What the task asks: Show all lines containing "ALBEDO" from the data below.

Study material:
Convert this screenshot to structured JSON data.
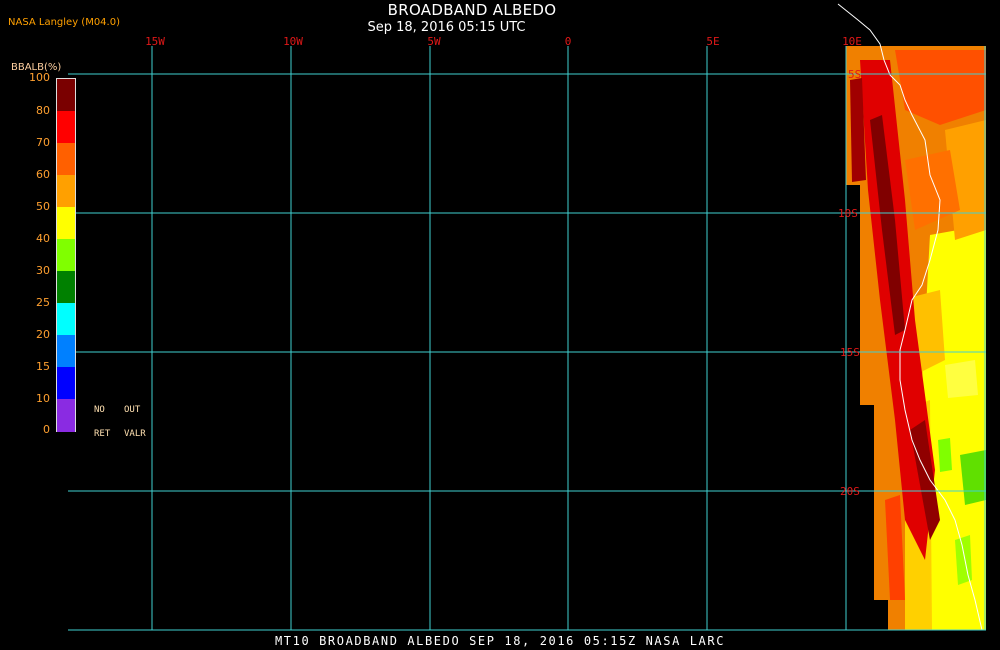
{
  "header": {
    "credit": "NASA Langley (M04.0)",
    "title": "BROADBAND ALBEDO",
    "subtitle": "Sep 18, 2016 05:15 UTC"
  },
  "map": {
    "longitude_labels": [
      "15W",
      "10W",
      "5W",
      "0",
      "5E",
      "10E"
    ],
    "latitude_labels": [
      "5S",
      "10S",
      "15S",
      "20S"
    ]
  },
  "colorbar": {
    "title": "BBALB(%)",
    "tick_labels": [
      "100",
      "80",
      "70",
      "60",
      "50",
      "40",
      "30",
      "25",
      "20",
      "15",
      "10",
      "0"
    ],
    "colors": [
      "#7a0000",
      "#ff0000",
      "#ff6000",
      "#ffa000",
      "#ffff00",
      "#80ff00",
      "#008000",
      "#00ffff",
      "#0080ff",
      "#0000ff",
      "#8a2be2"
    ],
    "no_retrieval": [
      "NO",
      "RET"
    ],
    "out_of_range": [
      "OUT",
      "VALR"
    ]
  },
  "footer": {
    "text": "MT10  BROADBAND ALBEDO  SEP 18, 2016 05:15Z  NASA LARC"
  }
}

Result:
    "title": "BROADBAND ALBEDO",
    "text": "MT10  BROADBAND ALBEDO  SEP 18, 2016 05:15Z  NASA LARC"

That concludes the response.